Friday, February 6, 2009


Tony Perkins disses the GOP:
There is not the strong connection to the Republican Party that there once was. I'm more representative of the younger generation and I don't have as strong allegiance to the Republican Party. And to the degree that they try to avoid the values issues and put them at the back of the bus, I don't have a lot of desire to mess around with that.
Perkins is a pawn of James Dobson, and Dobson in recent years seems to have become so embittered and peevish that his sour attitude has poisoned the well.

Coalition politics is hard work. Zeal is necessary, but so are wisdom and competence. I'm reminded of the Army of the Potomac: Evangelicals have some loyal and courageous foot soldiers, but too often their commanders have been of the caliber of McClellan, Pope, Hooker and Burnside. Until they are led by a Grant or a Sherman, they'll continue suffering senseless defeats.


  1. Like Perkins or not, he makes a good point, and I'm convinced the GOP's not viable as a winning party if it adopts social moderation as part of its platform. I just wrote about that right now, in fact.

  2. What does he know? He dressed up as his mother and killed who knows how many women at the Bates motel.

  3. I've had no use for Dobson or his cohort for some time, and his "Focus on the Family" is diminishing in influence. The man is a caustic jerk, to put not too fine a point on it, and his heavy handed approach to social issues is the approach that allows many to paint the Republican party with ugly colors (legislating morality, outlawing sexual freedom, etc). I don't like Dobson's top-down, legislative approach. I prefer the much harder task of trying to engage and change the culture that leads to homosexual marriage, abortion, etc. If social conservatives can better set examples for leading lives of moral rectitude as being beneficial and necessary for the survival and growth of Western Civilization, we will do much better than having these men with bad haircuts lecturing the nation on TV about sin.

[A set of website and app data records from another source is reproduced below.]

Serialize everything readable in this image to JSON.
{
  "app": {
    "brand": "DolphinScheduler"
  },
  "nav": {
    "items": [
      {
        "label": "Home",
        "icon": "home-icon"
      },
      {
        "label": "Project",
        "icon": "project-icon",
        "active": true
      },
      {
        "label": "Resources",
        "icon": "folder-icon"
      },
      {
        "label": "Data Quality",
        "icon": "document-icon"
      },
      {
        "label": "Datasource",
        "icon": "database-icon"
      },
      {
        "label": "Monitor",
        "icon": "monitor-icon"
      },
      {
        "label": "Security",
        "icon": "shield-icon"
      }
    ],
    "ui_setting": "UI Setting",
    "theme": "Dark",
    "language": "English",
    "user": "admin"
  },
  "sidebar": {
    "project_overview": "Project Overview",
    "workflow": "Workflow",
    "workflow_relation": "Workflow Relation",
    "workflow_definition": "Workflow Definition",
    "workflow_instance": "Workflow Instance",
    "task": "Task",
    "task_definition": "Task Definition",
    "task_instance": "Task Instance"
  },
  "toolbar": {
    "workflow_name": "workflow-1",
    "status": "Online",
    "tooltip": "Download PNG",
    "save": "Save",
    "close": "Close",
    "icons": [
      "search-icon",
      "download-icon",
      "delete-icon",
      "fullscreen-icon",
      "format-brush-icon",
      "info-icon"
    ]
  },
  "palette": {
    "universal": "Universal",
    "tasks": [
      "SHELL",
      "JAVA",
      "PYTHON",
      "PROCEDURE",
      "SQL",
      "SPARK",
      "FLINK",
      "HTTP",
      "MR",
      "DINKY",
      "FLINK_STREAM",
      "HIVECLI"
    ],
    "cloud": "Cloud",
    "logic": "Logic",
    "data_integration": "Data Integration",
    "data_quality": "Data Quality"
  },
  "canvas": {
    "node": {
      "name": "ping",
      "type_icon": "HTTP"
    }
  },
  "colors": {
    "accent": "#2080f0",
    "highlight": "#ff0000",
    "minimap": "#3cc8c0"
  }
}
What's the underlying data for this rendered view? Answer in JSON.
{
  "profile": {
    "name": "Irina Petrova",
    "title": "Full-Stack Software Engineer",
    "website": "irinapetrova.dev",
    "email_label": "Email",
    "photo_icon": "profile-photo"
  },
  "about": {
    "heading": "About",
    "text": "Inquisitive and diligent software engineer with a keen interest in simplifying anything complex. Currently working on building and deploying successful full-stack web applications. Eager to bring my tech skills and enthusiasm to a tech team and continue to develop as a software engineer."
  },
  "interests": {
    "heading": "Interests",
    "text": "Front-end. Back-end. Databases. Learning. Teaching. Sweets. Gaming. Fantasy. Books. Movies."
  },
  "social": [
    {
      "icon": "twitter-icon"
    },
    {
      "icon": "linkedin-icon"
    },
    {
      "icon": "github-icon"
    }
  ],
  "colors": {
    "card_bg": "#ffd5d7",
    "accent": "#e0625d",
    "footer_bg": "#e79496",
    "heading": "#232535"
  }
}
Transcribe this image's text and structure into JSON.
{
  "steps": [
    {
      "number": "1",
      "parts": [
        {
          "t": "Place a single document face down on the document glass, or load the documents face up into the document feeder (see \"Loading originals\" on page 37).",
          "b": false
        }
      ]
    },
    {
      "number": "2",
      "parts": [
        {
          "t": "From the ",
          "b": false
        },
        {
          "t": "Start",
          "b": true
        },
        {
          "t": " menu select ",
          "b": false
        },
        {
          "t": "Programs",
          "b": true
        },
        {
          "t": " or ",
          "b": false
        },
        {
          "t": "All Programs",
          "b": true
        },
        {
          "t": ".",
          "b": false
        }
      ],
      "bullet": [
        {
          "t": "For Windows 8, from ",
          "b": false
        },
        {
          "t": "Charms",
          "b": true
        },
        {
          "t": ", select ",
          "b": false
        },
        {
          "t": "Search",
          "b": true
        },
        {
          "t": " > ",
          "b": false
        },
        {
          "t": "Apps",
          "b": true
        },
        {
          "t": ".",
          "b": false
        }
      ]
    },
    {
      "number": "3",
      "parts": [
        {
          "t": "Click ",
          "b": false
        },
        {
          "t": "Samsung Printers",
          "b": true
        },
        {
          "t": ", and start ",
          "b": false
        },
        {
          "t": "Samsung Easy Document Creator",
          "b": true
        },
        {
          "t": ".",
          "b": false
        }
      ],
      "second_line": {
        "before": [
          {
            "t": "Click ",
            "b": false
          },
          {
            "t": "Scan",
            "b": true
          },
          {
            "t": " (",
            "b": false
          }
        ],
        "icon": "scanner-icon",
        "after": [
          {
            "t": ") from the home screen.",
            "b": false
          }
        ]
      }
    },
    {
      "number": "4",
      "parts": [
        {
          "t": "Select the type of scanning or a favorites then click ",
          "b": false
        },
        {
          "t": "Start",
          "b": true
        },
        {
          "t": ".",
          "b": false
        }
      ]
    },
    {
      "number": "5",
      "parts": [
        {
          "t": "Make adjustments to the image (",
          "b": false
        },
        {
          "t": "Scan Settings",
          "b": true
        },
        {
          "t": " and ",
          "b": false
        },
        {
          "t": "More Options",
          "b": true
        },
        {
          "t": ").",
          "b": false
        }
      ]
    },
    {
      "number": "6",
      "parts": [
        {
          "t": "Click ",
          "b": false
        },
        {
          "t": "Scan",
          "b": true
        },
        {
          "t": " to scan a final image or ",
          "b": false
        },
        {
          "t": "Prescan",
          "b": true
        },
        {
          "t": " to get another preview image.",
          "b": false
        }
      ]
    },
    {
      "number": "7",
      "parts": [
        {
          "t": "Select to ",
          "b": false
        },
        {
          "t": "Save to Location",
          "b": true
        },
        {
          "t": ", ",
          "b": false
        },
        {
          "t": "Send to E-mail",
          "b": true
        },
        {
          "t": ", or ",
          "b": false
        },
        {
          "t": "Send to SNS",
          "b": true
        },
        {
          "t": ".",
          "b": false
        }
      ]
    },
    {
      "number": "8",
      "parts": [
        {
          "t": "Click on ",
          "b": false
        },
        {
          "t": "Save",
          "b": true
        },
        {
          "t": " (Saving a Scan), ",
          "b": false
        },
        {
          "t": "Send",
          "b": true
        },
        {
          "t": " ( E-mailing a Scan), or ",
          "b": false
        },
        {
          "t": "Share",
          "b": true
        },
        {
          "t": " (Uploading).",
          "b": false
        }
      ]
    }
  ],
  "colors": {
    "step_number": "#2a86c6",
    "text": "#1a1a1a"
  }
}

    As an aside, Focus on the Family started in Colorado Springs, where I have family. 10 years ago, his organization motivated alot of people there, but, now, Colorado Springs is just about done with that guy. As the Springs goes, I hope, goes the nation.